> _INSTRUCTIONS FOR THE TASK_
Copy every line of the data exactly, keeping out any picture.

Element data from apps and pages
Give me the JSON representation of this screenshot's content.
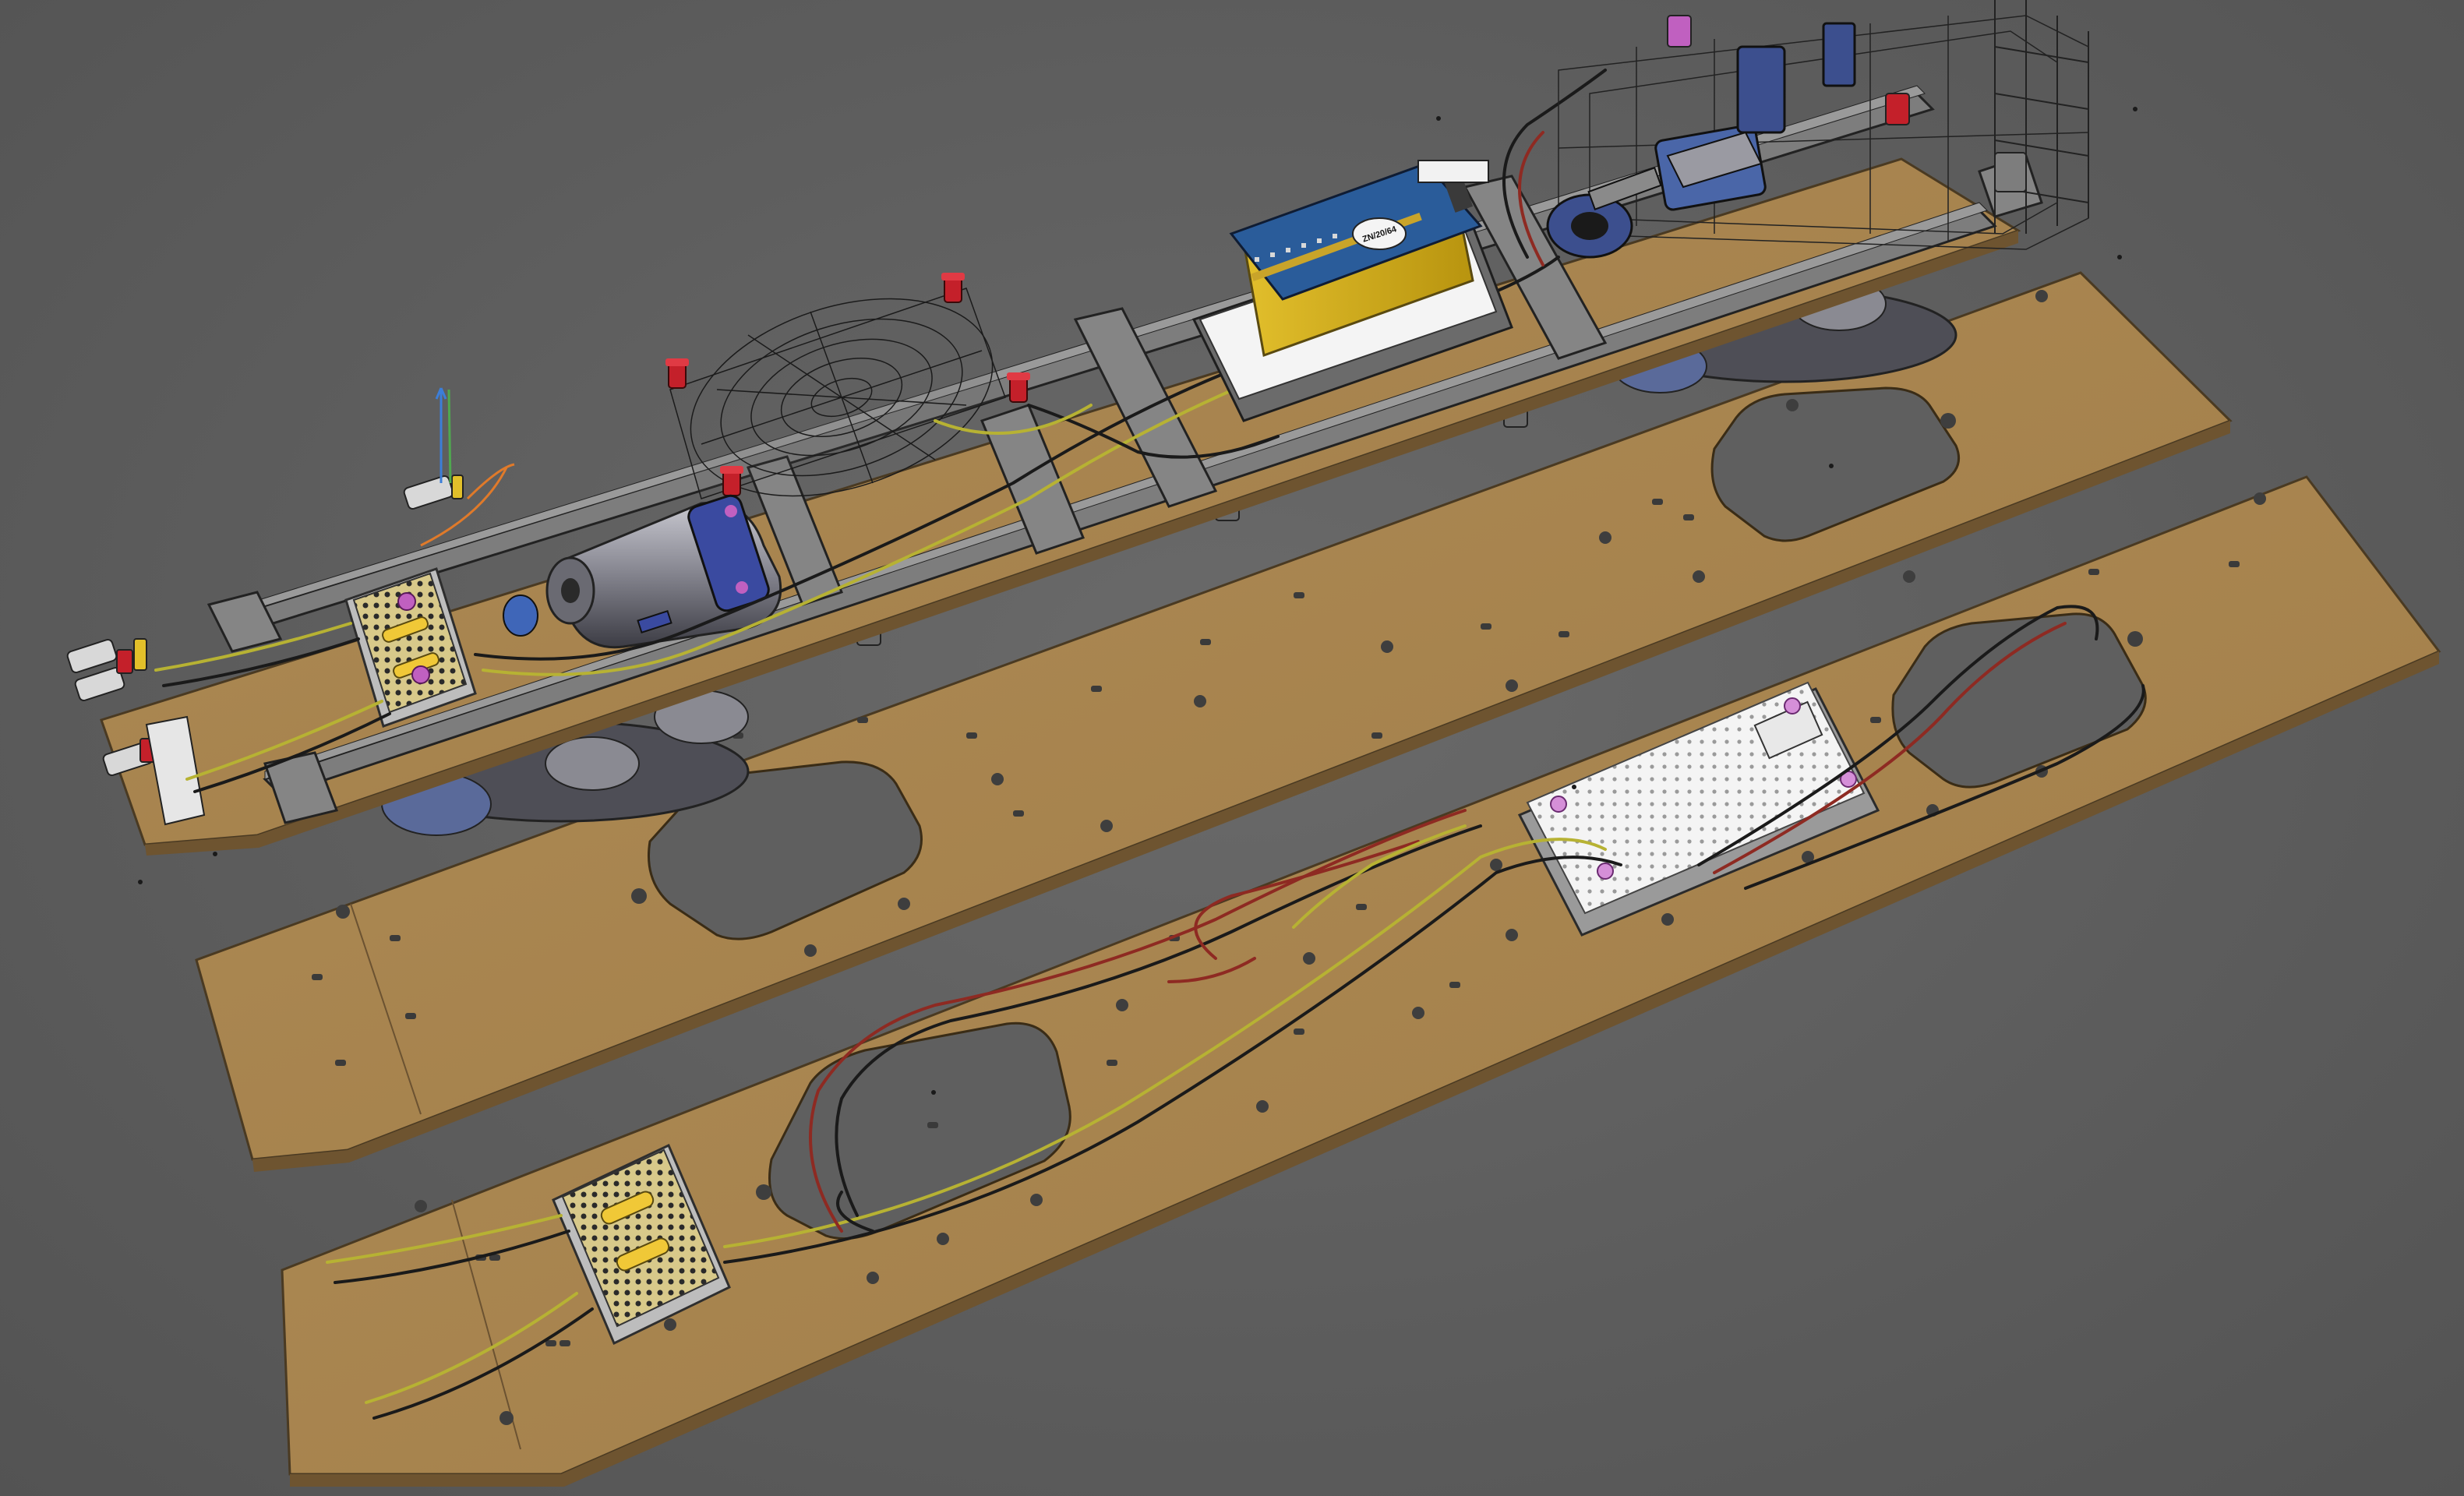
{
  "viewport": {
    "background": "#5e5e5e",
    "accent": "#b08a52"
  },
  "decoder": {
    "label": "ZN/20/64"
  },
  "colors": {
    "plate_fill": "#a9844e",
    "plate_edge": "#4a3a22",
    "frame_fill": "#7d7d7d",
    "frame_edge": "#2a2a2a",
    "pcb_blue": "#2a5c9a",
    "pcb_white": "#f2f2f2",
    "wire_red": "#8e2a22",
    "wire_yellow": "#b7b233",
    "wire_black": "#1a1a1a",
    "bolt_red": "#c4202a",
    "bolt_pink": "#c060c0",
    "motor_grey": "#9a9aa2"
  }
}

> _ANSWER TO THE PROBLEM_
Give me the JSON representation of this screenshot's content.
{
  "viewport": {
    "background": "#5e5e5e",
    "accent": "#b08a52"
  },
  "decoder": {
    "label": "ZN/20/64"
  },
  "colors": {
    "plate_fill": "#a9844e",
    "plate_edge": "#4a3a22",
    "frame_fill": "#7d7d7d",
    "frame_edge": "#2a2a2a",
    "pcb_blue": "#2a5c9a",
    "pcb_white": "#f2f2f2",
    "wire_red": "#8e2a22",
    "wire_yellow": "#b7b233",
    "wire_black": "#1a1a1a",
    "bolt_red": "#c4202a",
    "bolt_pink": "#c060c0",
    "motor_grey": "#9a9aa2"
  }
}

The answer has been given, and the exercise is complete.